One of the profound lessons for me was hearing about the history of the Black church in America and how these experiences were and are so drastically different from my own. So many things that I take for granted had to be fought for in the Black church, like a clear exposition and interpretation of Scripture. Something so basic to our Christian faith as scripture was highly distorted and adulterated when passed along from White slave owners to Black slaves. And this tactic of ‘weaponization’ continues to this day, not just with scripture and not just in a racial context.

Discussions that Renew Minds

As beneficial as the teachings themselves were, that’s not to say that everyone in our group agreed on every point. Far from it! As one participant put it, ‘We’re nine guys who have fifty different opinions!’ (at least). But it was in that disagreement and discussion that our learning truly began.
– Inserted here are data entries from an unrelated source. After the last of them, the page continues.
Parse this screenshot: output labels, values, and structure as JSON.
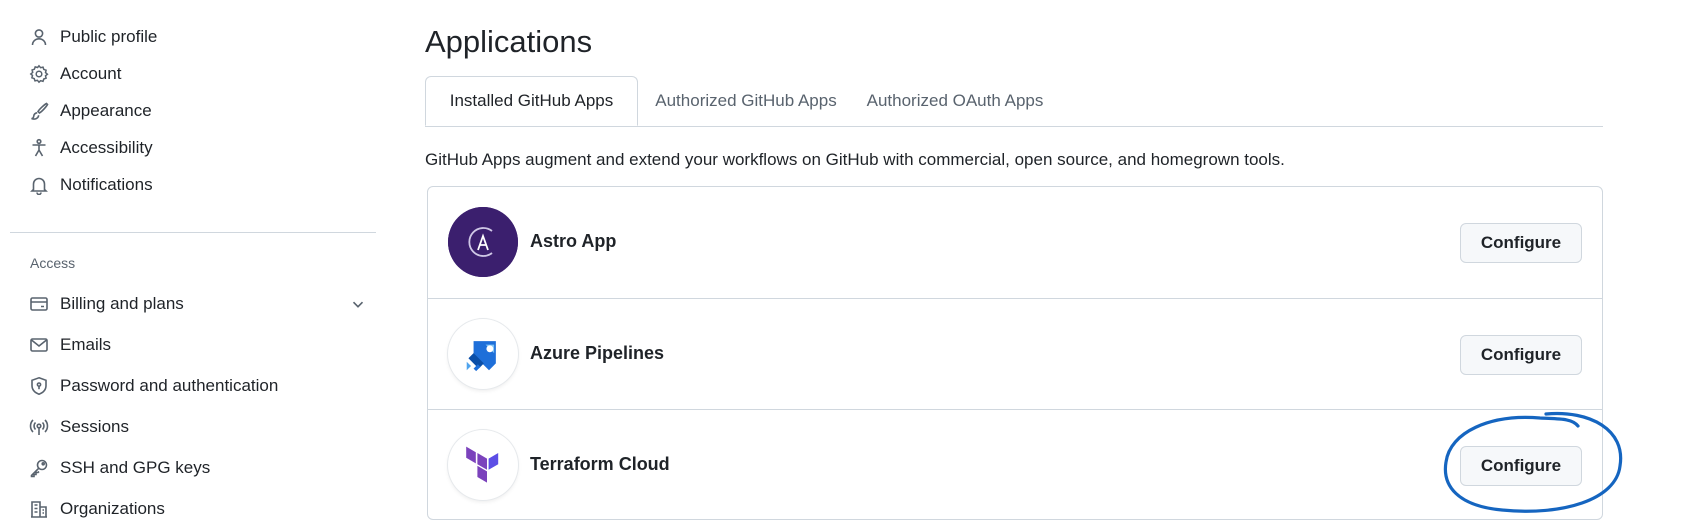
{
  "sidebar": {
    "items": [
      {
        "label": "Public profile",
        "icon": "person-icon"
      },
      {
        "label": "Account",
        "icon": "gear-icon"
      },
      {
        "label": "Appearance",
        "icon": "paintbrush-icon"
      },
      {
        "label": "Accessibility",
        "icon": "accessibility-icon"
      },
      {
        "label": "Notifications",
        "icon": "bell-icon"
      }
    ],
    "access_label": "Access",
    "access_items": [
      {
        "label": "Billing and plans",
        "icon": "credit-card-icon"
      },
      {
        "label": "Emails",
        "icon": "mail-icon"
      },
      {
        "label": "Password and authentication",
        "icon": "shield-lock-icon"
      },
      {
        "label": "Sessions",
        "icon": "broadcast-icon"
      },
      {
        "label": "SSH and GPG keys",
        "icon": "key-icon"
      },
      {
        "label": "Organizations",
        "icon": "organization-icon"
      }
    ]
  },
  "main": {
    "title": "Applications",
    "tabs": [
      {
        "label": "Installed GitHub Apps",
        "active": true
      },
      {
        "label": "Authorized GitHub Apps",
        "active": false
      },
      {
        "label": "Authorized OAuth Apps",
        "active": false
      }
    ],
    "description": "GitHub Apps augment and extend your workflows on GitHub with commercial, open source, and homegrown tools.",
    "apps": [
      {
        "name": "Astro App",
        "button": "Configure",
        "icon": "astro-logo-icon"
      },
      {
        "name": "Azure Pipelines",
        "button": "Configure",
        "icon": "azure-pipelines-logo-icon"
      },
      {
        "name": "Terraform Cloud",
        "button": "Configure",
        "icon": "terraform-logo-icon"
      }
    ]
  },
  "colors": {
    "annotation": "#1565c0",
    "astro_bg": "#3b1f6e",
    "terraform": "#7b42bc",
    "azure": "#1e6fd9"
  }
}
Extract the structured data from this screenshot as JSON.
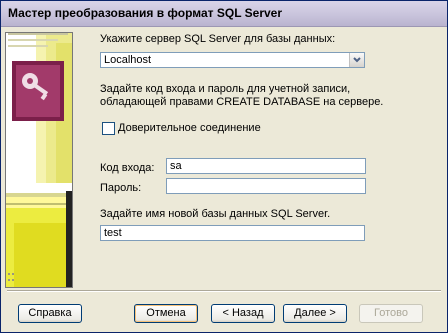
{
  "window": {
    "title": "Мастер преобразования в формат SQL Server"
  },
  "server": {
    "prompt": "Укажите сервер SQL Server для базы данных:",
    "value": "Localhost"
  },
  "login_hint": {
    "line1": "Задайте код входа и пароль для учетной записи,",
    "line2": "обладающей правами CREATE DATABASE на сервере."
  },
  "trusted": {
    "label": "Доверительное соединение",
    "checked": false
  },
  "login": {
    "label": "Код входа:",
    "value": "sa"
  },
  "password": {
    "label": "Пароль:",
    "value": ""
  },
  "database": {
    "prompt": "Задайте имя новой базы данных SQL Server.",
    "value": "test"
  },
  "buttons": {
    "help": "Справка",
    "cancel": "Отмена",
    "back": "< Назад",
    "next": "Далее >",
    "finish": "Готово"
  },
  "icons": [
    "key-icon",
    "dropdown-arrow-icon"
  ]
}
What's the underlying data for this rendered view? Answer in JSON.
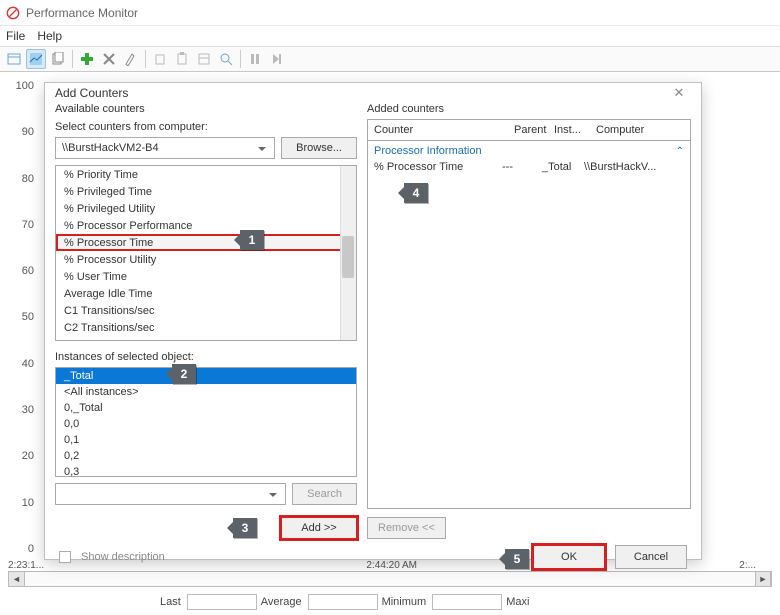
{
  "app": {
    "title": "Performance Monitor"
  },
  "menu": {
    "file": "File",
    "help": "Help"
  },
  "chart": {
    "y_ticks": [
      "100",
      "90",
      "80",
      "70",
      "60",
      "50",
      "40",
      "30",
      "20",
      "10",
      "0"
    ],
    "x_left": "2:23:1...",
    "x_mid": "2:44:20 AM",
    "x_right": "2:..."
  },
  "stats": {
    "last": "Last",
    "avg": "Average",
    "min": "Minimum",
    "max": "Maxi"
  },
  "dialog": {
    "title": "Add Counters",
    "available_label": "Available counters",
    "select_from": "Select counters from computer:",
    "computer": "\\\\BurstHackVM2-B4",
    "browse": "Browse...",
    "counters": [
      "% Priority Time",
      "% Privileged Time",
      "% Privileged Utility",
      "% Processor Performance",
      "% Processor Time",
      "% Processor Utility",
      "% User Time",
      "Average Idle Time",
      "C1 Transitions/sec",
      "C2 Transitions/sec"
    ],
    "highlighted_counter_index": 4,
    "instances_label": "Instances of selected object:",
    "instances": [
      "_Total",
      "<All instances>",
      "0,_Total",
      "0,0",
      "0,1",
      "0,2",
      "0,3"
    ],
    "search": "Search",
    "add": "Add >>",
    "added_label": "Added counters",
    "col_counter": "Counter",
    "col_parent": "Parent",
    "col_inst": "Inst...",
    "col_comp": "Computer",
    "group": "Processor Information",
    "added_row": {
      "counter": "% Processor Time",
      "parent": "---",
      "inst": "_Total",
      "comp": "\\\\BurstHackV..."
    },
    "remove": "Remove <<",
    "show_desc": "Show description",
    "ok": "OK",
    "cancel": "Cancel"
  },
  "badges": {
    "b1": "1",
    "b2": "2",
    "b3": "3",
    "b4": "4",
    "b5": "5"
  }
}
We say, ‘iron sharpens iron’ so often that it can become a trite expression, but that’s exactly what happened in our group. We were challenged to think through issues both individually and as a group, to try to wrap our minds around the teachings we couldn’t see so clearly. We had to examine the issues from multiple points of view, like you might walk around a sculpture to see it from this perspective and that so that you may appreciate it fully.

Something uniquely special happens when we study scripture and biblical concepts in community that doesn’t happen when we do it on our own. It’s as if the Holy Spirit is speaking to each participant through all the others.

The driving theme of N.T. Wright Online is ‘Renewing the Mind’, or as Prof. Wright often says, ‘Learning to think Christianly’. That’s what we felt happening with us as we went through the course. That happens in any N.T. Wright Online course, but with Ethnicity, Justice, and the People of God, it happened in a somewhat different way. The course content was the catalyst that ignited the fire of intense discussions, and it was in those discussions that we felt our minds being renewed. 

Tread Lightly on Scripture

Personally, that renewal came for me as a reminder that I need to ‘tread lightly’, not only when I approach scripture, but also – and perhaps especially also – when I interact with others who may be treading lightly in a somewhat different way. As a White, American male in my 70s, I have quite a lot to learn from others, and especially others who don’t look or think a lot like me. Just listening to Prof. McCaulley speak from his heart in the Q&A sessions about his own background and personal experiences opened my mind to so many new possibilities… and nurtured a deeper sense of humility in my spirit.

Which reminds me: don’t skip over the five Q&A sessions. I found them to be the most informative of all the course content. It was delightful to hear the interchange between Profs. Wright and McCaulley, as well as listen to Prof. McCaulley speak off the cuff. 

Bottom line: go grab yourself some other men or women or couples. Get the course. Watch the videos. Discuss the issues. And let the renewing of the mind begin!

You can enroll in Ethnicity, Justice and the People of God HERE.

The following two tabs change content below.
Dr. Edgar L. (Buddy) Coffey received his Ph.D. from Virginia Tech in 1976 and has been teaching and writing in one way or another ever since. Buddy fulfills his Christian vocation through lay ministry at Mountain Christian Church in Joppa, Maryland (, where he serves regularly in the worship band and in the teaching ministry of the church. He can be reached by email at